According to a story in today's NY Times, Scooter Libby's lawyers are asking prospective jurors their views about the Bush Administration in an effort to ferret out biased jurors. This may seem a legitimate line of questioning. For example, one woman said “'nothing that could be said here'” would make her believe anything good about the administration." That should probably result in a dismissal for cause, although perhaps not if a follow-up question revealed that this woman meant she wouldn't believe anything good about the administration's policies but she would base her verdict on the evidence.

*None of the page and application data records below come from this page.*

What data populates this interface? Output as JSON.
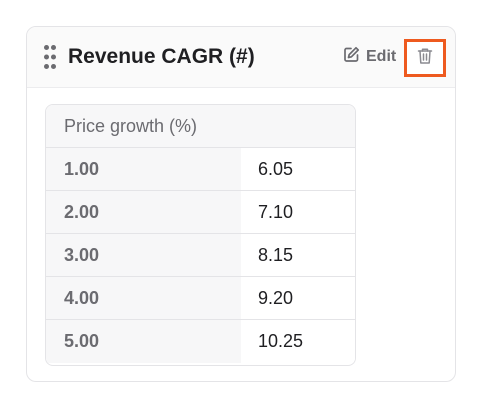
{
  "widget": {
    "title": "Revenue CAGR (#)",
    "edit_label": "Edit",
    "icons": {
      "drag": "drag-handle-icon",
      "edit": "pencil-square-icon",
      "delete": "trash-icon"
    },
    "colors": {
      "highlight": "#ee5a1f",
      "text": "#1f1f22",
      "muted": "#6b6b70"
    }
  },
  "table": {
    "header": "Price growth (%)",
    "rows": [
      {
        "key": "1.00",
        "value": "6.05"
      },
      {
        "key": "2.00",
        "value": "7.10"
      },
      {
        "key": "3.00",
        "value": "8.15"
      },
      {
        "key": "4.00",
        "value": "9.20"
      },
      {
        "key": "5.00",
        "value": "10.25"
      }
    ]
  }
}
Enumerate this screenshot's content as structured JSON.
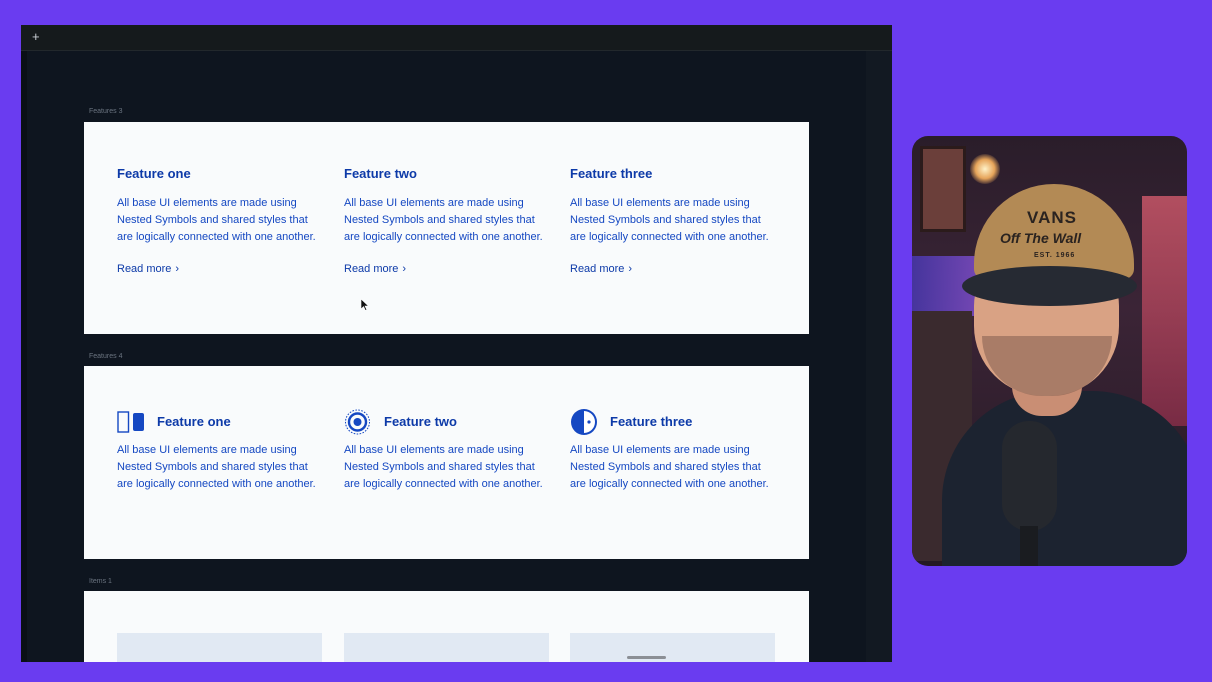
{
  "toolbar": {
    "add_icon": "+"
  },
  "sections": [
    {
      "label": "Features 3",
      "features": [
        {
          "title": "Feature one",
          "body": "All base UI elements are made using Nested Symbols and shared styles that are logically connected with one another.",
          "link": "Read more"
        },
        {
          "title": "Feature two",
          "body": "All base UI elements are made using Nested Symbols and shared styles that are logically connected with one another.",
          "link": "Read more"
        },
        {
          "title": "Feature three",
          "body": "All base UI elements are made using Nested Symbols and shared styles that are logically connected with one another.",
          "link": "Read more"
        }
      ]
    },
    {
      "label": "Features 4",
      "features": [
        {
          "icon": "toggle-panels-icon",
          "title": "Feature one",
          "body": "All base UI elements are made using Nested Symbols and shared styles that are logically connected with one another."
        },
        {
          "icon": "target-icon",
          "title": "Feature two",
          "body": "All base UI elements are made using Nested Symbols and shared styles that are logically connected with one another."
        },
        {
          "icon": "half-circle-icon",
          "title": "Feature three",
          "body": "All base UI elements are made using Nested Symbols and shared styles that are logically connected with one another."
        }
      ]
    },
    {
      "label": "Items 1"
    }
  ],
  "webcam": {
    "cap_brand": "VANS",
    "cap_slogan": "Off The Wall",
    "cap_est": "EST. 1966"
  },
  "colors": {
    "background": "#6a3cf0",
    "canvas": "#0e151f",
    "accent": "#1548c2"
  }
}
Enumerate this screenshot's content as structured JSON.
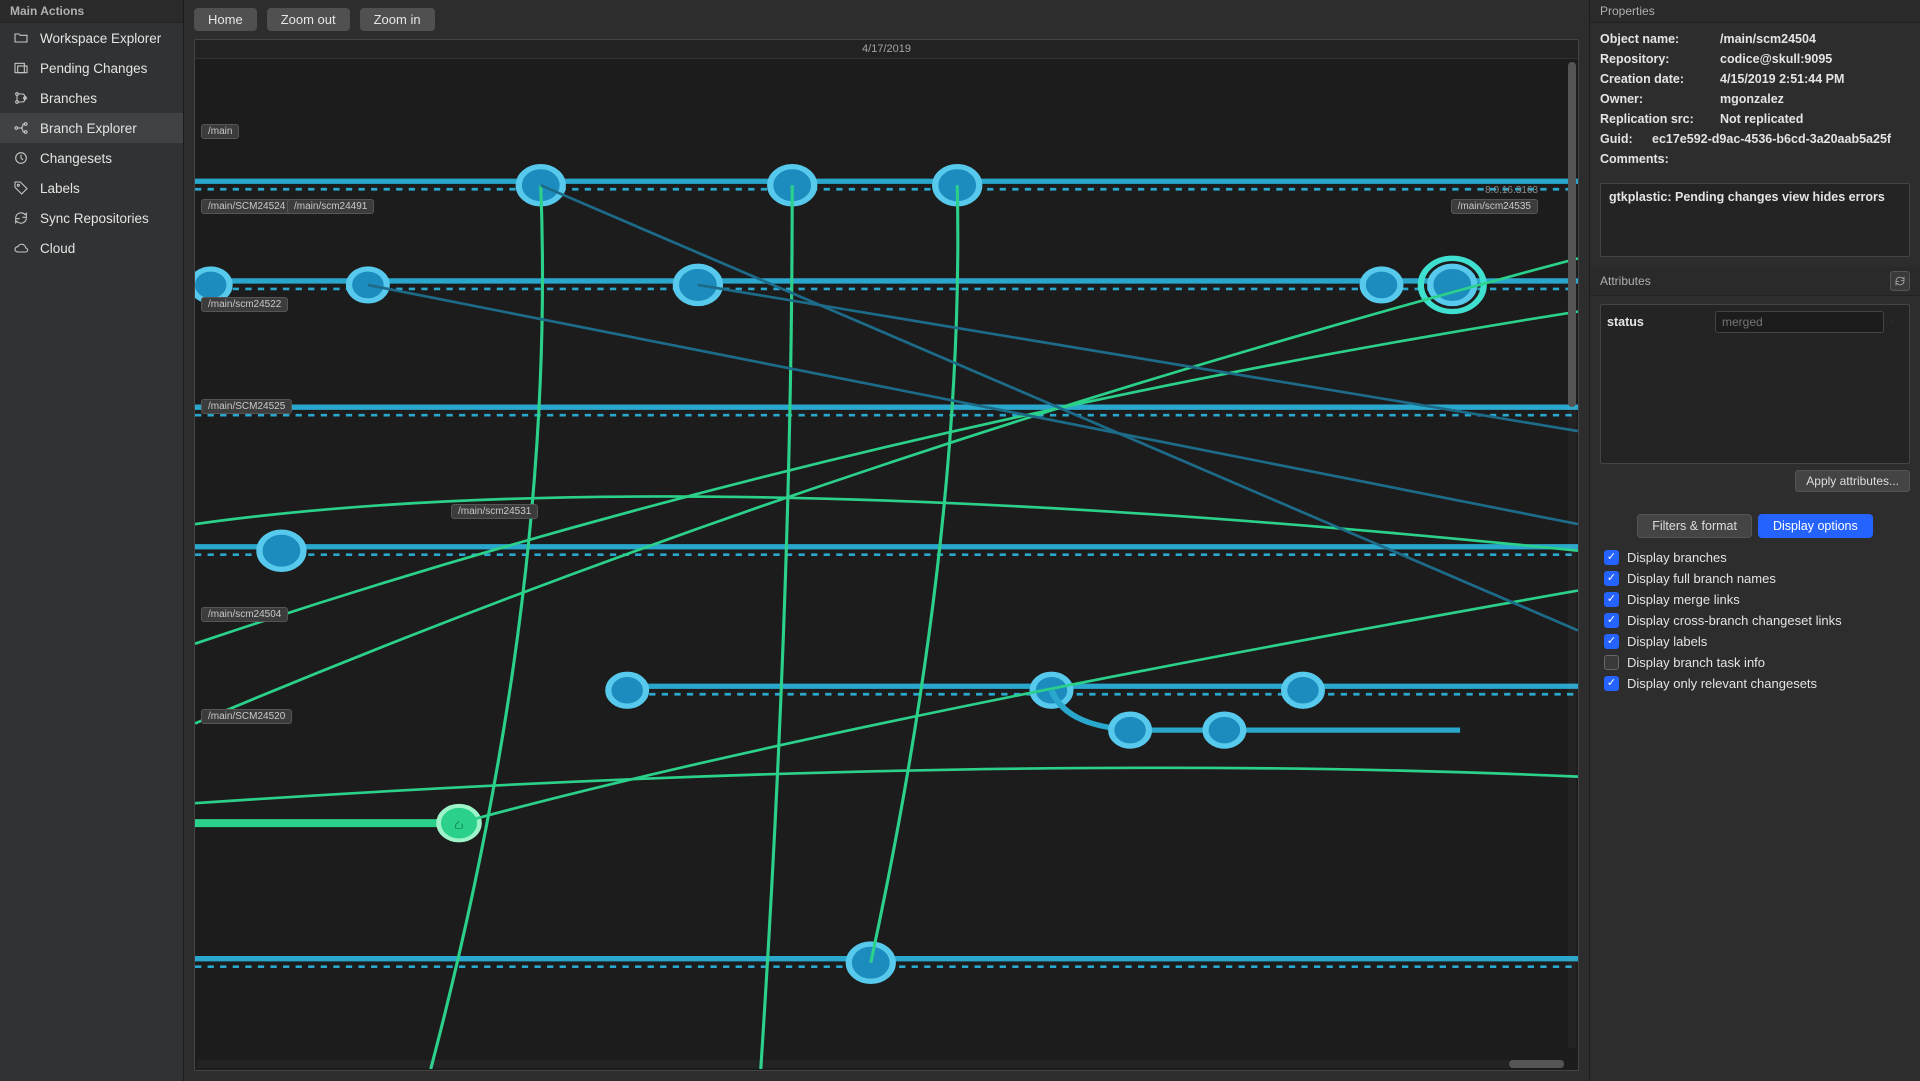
{
  "sidebar": {
    "header": "Main Actions",
    "items": [
      {
        "label": "Workspace Explorer",
        "icon": "folder",
        "active": false
      },
      {
        "label": "Pending Changes",
        "icon": "pending",
        "active": false
      },
      {
        "label": "Branches",
        "icon": "branches",
        "active": false
      },
      {
        "label": "Branch Explorer",
        "icon": "branch-explorer",
        "active": true
      },
      {
        "label": "Changesets",
        "icon": "changesets",
        "active": false
      },
      {
        "label": "Labels",
        "icon": "labels",
        "active": false
      },
      {
        "label": "Sync Repositories",
        "icon": "sync",
        "active": false
      },
      {
        "label": "Cloud",
        "icon": "cloud",
        "active": false
      }
    ]
  },
  "toolbar": {
    "home": "Home",
    "zoom_out": "Zoom out",
    "zoom_in": "Zoom in"
  },
  "graph": {
    "date_header": "4/17/2019",
    "version_label": "8.0.16.3163",
    "branches": {
      "main": "/main",
      "scm24524": "/main/SCM24524",
      "scm24491": "/main/scm24491",
      "scm24535": "/main/scm24535",
      "scm24522": "/main/scm24522",
      "scm24525": "/main/SCM24525",
      "scm24531": "/main/scm24531",
      "scm24504": "/main/scm24504",
      "scm24520": "/main/SCM24520"
    }
  },
  "properties": {
    "header": "Properties",
    "rows": {
      "object_name": {
        "k": "Object name:",
        "v": "/main/scm24504"
      },
      "repository": {
        "k": "Repository:",
        "v": "codice@skull:9095"
      },
      "creation_date": {
        "k": "Creation date:",
        "v": "4/15/2019 2:51:44 PM"
      },
      "owner": {
        "k": "Owner:",
        "v": "mgonzalez"
      },
      "replication_src": {
        "k": "Replication src:",
        "v": "Not replicated"
      },
      "guid": {
        "k": "Guid:",
        "v": "ec17e592-d9ac-4536-b6cd-3a20aab5a25f"
      },
      "comments_label": {
        "k": "Comments:"
      }
    },
    "comments_value": "gtkplastic: Pending changes view hides errors"
  },
  "attributes": {
    "header": "Attributes",
    "rows": [
      {
        "name": "status",
        "placeholder": "merged"
      }
    ],
    "apply_label": "Apply attributes..."
  },
  "display_panel": {
    "tabs": {
      "filters": "Filters & format",
      "display_options": "Display options"
    },
    "options": [
      {
        "label": "Display branches",
        "checked": true
      },
      {
        "label": "Display full branch names",
        "checked": true
      },
      {
        "label": "Display merge links",
        "checked": true
      },
      {
        "label": "Display cross-branch changeset links",
        "checked": true
      },
      {
        "label": "Display labels",
        "checked": true
      },
      {
        "label": "Display branch task info",
        "checked": false
      },
      {
        "label": "Display only relevant changesets",
        "checked": true
      }
    ]
  }
}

The questioning of another juror presents a still harder case. The story reports: "Another man, after about 15 minutes, acknowledged that his low regard for Mr. Cheney might figure into how he evaluated his testimony if it was in conflict with other witnesses." Is this disqualifying? What if the witness in question were a convicted perjurer? Surely a prospective juror's low regard for such a person would legitimately affect his evaluation of the witness's testimony. Is it bias, or just good sense, that would lead one to question the reliability of statements by Cheney, who said in 2002 that "there is no doubt that Saddam Hussein now has weapons of mass destruction."? (That quote is taken from the White House website.)

Perhaps the most disturbing line of the story is its final one: "Potential jurors were also asked if they believed that the administration distorted intelligence to bolster the case for war with Iraq." I would think that a negative answer to this question could be disqualifying, because it could reflect a pro-Administration bias. (I say "could" because such an answer could just reflect ignorance.) But undoubtedly the question was asked in the hope of using positive answers to disqualify jurors, either for cause or peremptorily.

Isn't it abundantly clear that there is only one legitimate question to ask regarding jurors' political views? Namely: "Are you able to put aside your favorable or unfavorable views of President Bush, Vice President Cheney and their Administration, and evaluate this case solely based on the evidence presented?" And since it's hard to imagine anyone answering "no" to this question unless he or she wishes to avoid jury service, the Libby voir dire ends up as an object lesson in the problems with our jury selection system. I say we should adopt the English approach: absent a strong personal connection to a party or other very pronounced bias, the first 12 people called end up on the jury, full stop.